Start of Block

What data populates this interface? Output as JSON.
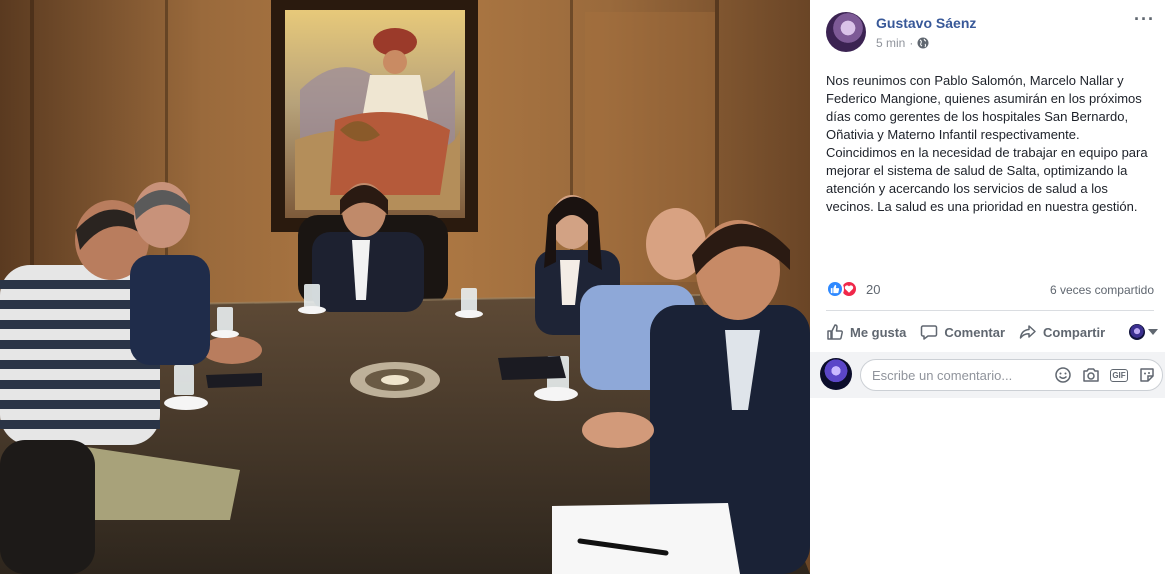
{
  "post": {
    "author": "Gustavo Sáenz",
    "time": "5 min",
    "more_icon": "···",
    "privacy_icon": "globe-icon",
    "text": "Nos reunimos con Pablo Salomón, Marcelo Nallar y Federico Mangione, quienes asumirán en los próximos días como gerentes de los hospitales San Bernardo, Oñativia y Materno Infantil respectivamente. Coincidimos en la necesidad de trabajar en equipo para mejorar el sistema de salud de Salta, optimizando la atención y acercando los servicios de salud a los vecinos. La salud es una prioridad en nuestra gestión."
  },
  "reactions": {
    "count": "20",
    "types": [
      "like-icon",
      "love-icon"
    ],
    "shares": "6 veces compartido"
  },
  "actions": {
    "like": "Me gusta",
    "comment": "Comentar",
    "share": "Compartir"
  },
  "comment": {
    "placeholder": "Escribe un comentario...",
    "tools": [
      "emoji-icon",
      "camera-icon",
      "gif-icon",
      "sticker-icon"
    ],
    "gif_label": "GIF"
  },
  "colors": {
    "link": "#385898",
    "secondary_text": "#606770",
    "like_blue": "#2e89ff",
    "love_red": "#f0284a"
  }
}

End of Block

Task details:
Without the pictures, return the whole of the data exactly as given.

Finished task:
What data populates this interface? Output as JSON.
{
  "post": {
    "author": "Gustavo Sáenz",
    "time": "5 min",
    "more_icon": "···",
    "privacy_icon": "globe-icon",
    "text": "Nos reunimos con Pablo Salomón, Marcelo Nallar y Federico Mangione, quienes asumirán en los próximos días como gerentes de los hospitales San Bernardo, Oñativia y Materno Infantil respectivamente. Coincidimos en la necesidad de trabajar en equipo para mejorar el sistema de salud de Salta, optimizando la atención y acercando los servicios de salud a los vecinos. La salud es una prioridad en nuestra gestión."
  },
  "reactions": {
    "count": "20",
    "types": [
      "like-icon",
      "love-icon"
    ],
    "shares": "6 veces compartido"
  },
  "actions": {
    "like": "Me gusta",
    "comment": "Comentar",
    "share": "Compartir"
  },
  "comment": {
    "placeholder": "Escribe un comentario...",
    "tools": [
      "emoji-icon",
      "camera-icon",
      "gif-icon",
      "sticker-icon"
    ],
    "gif_label": "GIF"
  },
  "colors": {
    "link": "#385898",
    "secondary_text": "#606770",
    "like_blue": "#2e89ff",
    "love_red": "#f0284a"
  }
}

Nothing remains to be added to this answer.